Way Forward

The pace of innovation in ultrasound continues to offer tremendous improvements to the benefit of clinicians and patients alike. When properly directed toward outcomes that benefit patients, clinicians, and health systems, ultrasound products and technologies can make a real difference in patient care. By focusing attention on ultrasound advancements, this will make a difference for the clinician and ultimately, the patient. These advancements may be as simple as gaining access to world-class ultrasound at an affordable price, or could be as groundbreaking as providing AI-derived diagnostic guidance based on clinician-curated datasets from ultrasound researchers all over the world. Ultrasound portability allows it to be available to
the masses and deliver outstanding imaging detail and diagnostic capabilities, with a small learning curve and reasonable cost.

In years past, there has always been a trade-off between system size and image quality. When purchasing a small, portable system, the user always had to sacrifice a little image quality for the portability factor. Over the next few years, it is expected that systems will continue to shrink and decrease the trade-off when comparing system size to image quality.
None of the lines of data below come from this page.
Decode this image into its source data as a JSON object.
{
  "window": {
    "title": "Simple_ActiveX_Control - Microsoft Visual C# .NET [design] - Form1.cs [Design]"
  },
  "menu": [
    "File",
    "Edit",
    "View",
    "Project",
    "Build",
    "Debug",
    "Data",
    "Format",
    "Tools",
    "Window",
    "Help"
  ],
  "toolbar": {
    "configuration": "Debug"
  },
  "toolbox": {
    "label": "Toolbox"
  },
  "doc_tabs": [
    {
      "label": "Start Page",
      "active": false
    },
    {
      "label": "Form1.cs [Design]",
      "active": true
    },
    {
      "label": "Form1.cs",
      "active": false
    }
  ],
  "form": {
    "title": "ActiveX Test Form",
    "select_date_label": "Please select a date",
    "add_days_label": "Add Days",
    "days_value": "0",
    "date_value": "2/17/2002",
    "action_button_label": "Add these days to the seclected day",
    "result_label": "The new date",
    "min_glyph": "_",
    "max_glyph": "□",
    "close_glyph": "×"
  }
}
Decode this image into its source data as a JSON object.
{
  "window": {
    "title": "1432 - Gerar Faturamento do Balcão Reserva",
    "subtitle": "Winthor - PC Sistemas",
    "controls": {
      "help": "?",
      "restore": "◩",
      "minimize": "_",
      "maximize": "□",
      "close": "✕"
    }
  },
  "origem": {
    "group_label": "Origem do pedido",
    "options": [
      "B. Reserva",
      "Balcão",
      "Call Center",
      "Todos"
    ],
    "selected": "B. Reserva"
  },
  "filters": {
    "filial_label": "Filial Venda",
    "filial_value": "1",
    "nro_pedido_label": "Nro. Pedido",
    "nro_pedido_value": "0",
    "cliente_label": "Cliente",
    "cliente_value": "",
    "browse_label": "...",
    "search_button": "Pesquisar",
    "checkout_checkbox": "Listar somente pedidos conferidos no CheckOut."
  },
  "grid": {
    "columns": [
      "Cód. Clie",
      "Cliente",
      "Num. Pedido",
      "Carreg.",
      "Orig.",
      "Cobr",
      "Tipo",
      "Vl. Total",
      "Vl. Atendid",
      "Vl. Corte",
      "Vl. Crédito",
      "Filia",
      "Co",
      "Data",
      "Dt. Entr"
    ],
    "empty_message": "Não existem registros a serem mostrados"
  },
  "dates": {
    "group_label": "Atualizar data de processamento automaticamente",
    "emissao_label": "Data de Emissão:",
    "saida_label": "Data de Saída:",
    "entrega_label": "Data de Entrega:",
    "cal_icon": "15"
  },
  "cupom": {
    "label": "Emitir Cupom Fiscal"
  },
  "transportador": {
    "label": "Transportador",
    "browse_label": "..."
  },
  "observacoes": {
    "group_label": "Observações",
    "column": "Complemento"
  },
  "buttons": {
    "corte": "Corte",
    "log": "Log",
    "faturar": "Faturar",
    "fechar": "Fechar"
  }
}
In addition, continued advancements in automation and quantification; use of artificial intelligence to make ultrasound a more objective and intelligent solution that is accessible to more and more people; advances in processing capabilities, image and data sharing, and virtual education will play a role in their adoption. As the technology continues to evolve, the numbers show it is changing the game and poised to become the dominant technology in the field of medical imaging, globally across the board.

Share this:

Related Post

Stay Updated on Medical Equipment and Devices industry.
Receive our Daily Newsletter.